• [Work to be completed] Across the data, every line with the word "access" counts once; state the total alone.

• [Supplied data]
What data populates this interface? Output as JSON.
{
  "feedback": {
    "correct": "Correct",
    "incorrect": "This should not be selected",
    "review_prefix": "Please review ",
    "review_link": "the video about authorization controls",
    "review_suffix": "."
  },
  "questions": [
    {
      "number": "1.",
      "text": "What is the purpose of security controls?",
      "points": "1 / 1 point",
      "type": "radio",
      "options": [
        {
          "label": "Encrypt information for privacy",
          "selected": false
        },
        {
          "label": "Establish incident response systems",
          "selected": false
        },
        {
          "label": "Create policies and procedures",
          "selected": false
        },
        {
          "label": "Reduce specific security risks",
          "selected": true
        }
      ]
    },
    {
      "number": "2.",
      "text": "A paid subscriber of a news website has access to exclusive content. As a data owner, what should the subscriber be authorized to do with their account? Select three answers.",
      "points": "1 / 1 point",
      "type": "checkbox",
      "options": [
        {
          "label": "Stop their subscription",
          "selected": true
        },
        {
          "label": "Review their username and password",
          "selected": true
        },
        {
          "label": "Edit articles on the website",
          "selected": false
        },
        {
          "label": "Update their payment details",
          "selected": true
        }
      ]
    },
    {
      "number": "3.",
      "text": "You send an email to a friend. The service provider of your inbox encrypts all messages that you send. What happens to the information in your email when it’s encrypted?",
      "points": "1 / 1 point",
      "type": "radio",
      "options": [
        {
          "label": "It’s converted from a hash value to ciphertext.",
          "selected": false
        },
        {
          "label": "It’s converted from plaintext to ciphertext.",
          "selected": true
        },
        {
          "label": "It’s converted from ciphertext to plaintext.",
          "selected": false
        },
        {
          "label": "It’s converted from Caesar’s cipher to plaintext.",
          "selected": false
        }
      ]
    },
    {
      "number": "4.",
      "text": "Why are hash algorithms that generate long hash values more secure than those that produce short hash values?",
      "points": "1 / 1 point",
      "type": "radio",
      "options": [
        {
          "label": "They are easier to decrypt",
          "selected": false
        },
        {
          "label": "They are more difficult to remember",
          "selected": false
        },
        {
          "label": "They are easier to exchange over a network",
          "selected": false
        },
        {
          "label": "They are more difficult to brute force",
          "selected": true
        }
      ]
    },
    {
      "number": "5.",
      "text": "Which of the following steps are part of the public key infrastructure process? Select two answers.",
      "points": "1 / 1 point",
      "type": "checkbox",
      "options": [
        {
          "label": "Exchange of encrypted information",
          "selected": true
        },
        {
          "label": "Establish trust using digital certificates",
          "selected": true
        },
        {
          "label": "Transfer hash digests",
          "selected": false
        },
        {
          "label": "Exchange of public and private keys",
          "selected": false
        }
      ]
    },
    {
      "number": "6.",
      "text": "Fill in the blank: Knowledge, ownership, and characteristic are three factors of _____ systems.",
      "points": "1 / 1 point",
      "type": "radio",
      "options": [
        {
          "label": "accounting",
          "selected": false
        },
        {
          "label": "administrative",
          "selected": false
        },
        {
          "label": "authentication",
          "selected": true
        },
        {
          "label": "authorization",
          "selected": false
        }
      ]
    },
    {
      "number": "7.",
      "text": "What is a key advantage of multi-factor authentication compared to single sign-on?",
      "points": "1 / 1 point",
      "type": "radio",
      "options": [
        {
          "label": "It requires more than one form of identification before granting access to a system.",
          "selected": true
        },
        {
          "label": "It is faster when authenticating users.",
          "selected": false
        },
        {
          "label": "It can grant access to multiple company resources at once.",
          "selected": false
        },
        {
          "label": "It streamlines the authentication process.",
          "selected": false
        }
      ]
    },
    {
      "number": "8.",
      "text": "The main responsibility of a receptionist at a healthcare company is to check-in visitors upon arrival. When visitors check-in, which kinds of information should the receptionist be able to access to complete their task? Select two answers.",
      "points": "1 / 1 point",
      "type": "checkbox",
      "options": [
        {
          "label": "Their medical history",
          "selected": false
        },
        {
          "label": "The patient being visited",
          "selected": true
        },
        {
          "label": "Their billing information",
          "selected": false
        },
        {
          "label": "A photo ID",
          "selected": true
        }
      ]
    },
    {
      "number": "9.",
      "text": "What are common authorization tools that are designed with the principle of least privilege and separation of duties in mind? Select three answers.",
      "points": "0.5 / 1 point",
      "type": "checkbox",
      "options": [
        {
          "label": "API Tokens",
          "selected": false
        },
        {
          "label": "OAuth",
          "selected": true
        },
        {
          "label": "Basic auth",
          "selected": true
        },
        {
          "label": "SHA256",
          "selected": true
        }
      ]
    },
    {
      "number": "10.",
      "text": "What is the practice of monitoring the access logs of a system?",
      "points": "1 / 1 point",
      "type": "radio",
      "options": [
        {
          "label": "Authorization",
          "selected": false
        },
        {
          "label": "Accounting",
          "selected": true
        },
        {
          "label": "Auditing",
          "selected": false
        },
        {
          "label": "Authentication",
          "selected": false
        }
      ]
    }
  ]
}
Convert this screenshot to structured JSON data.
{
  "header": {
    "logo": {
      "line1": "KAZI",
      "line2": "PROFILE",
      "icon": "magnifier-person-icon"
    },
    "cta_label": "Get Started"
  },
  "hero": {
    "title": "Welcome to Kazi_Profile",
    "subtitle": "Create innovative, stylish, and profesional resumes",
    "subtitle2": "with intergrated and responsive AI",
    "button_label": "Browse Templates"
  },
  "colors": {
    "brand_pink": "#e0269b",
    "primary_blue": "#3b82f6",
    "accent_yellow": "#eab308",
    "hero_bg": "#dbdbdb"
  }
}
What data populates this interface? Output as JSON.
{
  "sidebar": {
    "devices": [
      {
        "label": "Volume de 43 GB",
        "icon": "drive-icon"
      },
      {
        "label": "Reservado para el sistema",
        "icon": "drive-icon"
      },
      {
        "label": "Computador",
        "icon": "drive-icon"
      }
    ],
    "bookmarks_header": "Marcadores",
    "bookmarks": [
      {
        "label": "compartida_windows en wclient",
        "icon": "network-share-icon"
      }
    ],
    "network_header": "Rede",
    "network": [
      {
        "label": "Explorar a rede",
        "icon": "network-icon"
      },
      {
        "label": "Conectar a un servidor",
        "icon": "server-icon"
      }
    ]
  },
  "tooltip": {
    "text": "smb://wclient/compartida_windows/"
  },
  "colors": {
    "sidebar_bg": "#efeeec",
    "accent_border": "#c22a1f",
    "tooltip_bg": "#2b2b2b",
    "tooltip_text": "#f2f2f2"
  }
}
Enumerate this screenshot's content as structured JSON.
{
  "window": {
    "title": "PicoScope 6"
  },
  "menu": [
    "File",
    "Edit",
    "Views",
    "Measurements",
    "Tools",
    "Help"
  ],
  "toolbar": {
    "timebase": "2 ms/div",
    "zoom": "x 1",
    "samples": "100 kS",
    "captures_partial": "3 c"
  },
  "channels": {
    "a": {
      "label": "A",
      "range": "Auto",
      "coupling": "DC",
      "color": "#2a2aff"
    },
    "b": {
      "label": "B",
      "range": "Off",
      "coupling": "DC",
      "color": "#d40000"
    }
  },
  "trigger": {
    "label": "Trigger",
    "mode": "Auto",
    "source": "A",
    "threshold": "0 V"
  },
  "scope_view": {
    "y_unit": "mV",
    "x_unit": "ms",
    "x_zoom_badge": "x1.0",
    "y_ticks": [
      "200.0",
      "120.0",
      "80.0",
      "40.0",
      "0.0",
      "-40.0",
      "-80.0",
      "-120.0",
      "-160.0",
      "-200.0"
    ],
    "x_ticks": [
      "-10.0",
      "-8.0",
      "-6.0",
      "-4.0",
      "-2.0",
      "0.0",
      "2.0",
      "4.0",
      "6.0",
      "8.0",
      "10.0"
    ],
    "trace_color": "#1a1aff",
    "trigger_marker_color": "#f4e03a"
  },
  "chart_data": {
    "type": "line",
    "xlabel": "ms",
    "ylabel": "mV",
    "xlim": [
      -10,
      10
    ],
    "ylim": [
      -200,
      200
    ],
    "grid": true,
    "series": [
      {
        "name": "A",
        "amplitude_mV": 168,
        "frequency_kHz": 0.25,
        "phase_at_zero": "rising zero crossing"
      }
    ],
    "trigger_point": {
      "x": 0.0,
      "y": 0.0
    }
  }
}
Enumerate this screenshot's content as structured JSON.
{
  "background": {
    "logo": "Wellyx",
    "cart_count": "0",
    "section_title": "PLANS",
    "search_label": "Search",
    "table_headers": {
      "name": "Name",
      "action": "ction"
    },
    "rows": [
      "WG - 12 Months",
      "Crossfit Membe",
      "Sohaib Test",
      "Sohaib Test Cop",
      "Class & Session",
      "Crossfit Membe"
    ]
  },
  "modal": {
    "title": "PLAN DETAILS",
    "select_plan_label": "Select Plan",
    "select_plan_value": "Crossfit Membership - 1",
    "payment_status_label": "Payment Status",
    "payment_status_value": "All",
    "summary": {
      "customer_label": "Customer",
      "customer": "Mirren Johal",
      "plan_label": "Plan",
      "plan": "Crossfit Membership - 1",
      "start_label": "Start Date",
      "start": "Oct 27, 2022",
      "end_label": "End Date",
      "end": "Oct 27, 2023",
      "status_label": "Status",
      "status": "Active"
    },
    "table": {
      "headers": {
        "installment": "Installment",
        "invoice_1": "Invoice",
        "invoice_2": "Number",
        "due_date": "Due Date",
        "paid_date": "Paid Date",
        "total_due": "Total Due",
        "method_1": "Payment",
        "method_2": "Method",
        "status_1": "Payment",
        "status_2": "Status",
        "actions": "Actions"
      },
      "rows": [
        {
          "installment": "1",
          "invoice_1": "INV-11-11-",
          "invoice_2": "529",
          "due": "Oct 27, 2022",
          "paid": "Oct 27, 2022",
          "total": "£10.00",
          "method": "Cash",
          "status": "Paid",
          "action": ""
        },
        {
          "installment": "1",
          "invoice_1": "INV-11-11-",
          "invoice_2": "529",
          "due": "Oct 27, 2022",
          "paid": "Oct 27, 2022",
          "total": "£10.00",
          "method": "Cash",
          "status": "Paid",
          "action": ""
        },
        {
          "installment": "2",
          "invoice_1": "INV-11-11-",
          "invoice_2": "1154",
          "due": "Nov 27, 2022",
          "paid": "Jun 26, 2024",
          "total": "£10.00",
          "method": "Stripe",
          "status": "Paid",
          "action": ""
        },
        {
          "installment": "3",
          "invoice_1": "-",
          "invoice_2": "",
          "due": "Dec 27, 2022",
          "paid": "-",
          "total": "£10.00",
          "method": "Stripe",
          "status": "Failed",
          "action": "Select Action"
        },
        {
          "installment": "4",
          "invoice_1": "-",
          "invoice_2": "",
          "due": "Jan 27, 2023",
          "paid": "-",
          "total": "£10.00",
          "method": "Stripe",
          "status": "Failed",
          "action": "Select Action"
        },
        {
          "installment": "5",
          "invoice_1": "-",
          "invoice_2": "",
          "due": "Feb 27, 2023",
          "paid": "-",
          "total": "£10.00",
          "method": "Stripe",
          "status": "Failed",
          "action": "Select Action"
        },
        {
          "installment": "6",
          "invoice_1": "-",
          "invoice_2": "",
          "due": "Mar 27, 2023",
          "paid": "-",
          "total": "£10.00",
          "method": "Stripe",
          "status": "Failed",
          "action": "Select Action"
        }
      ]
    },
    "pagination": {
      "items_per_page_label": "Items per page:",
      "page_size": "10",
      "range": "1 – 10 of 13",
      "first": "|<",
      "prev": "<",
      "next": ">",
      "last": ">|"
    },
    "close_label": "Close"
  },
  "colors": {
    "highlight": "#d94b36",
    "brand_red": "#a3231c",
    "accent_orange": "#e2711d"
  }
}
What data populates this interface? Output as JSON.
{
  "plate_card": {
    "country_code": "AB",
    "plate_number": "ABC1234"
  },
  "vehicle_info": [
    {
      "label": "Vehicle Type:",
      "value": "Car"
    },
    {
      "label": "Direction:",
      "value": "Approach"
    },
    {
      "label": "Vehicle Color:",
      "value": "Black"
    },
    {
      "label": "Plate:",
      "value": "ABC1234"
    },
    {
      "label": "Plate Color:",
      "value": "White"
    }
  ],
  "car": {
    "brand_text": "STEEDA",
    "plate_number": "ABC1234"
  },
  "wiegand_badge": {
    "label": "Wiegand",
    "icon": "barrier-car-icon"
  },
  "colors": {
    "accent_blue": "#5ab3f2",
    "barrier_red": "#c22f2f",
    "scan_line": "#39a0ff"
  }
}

• [Solution for this task] 5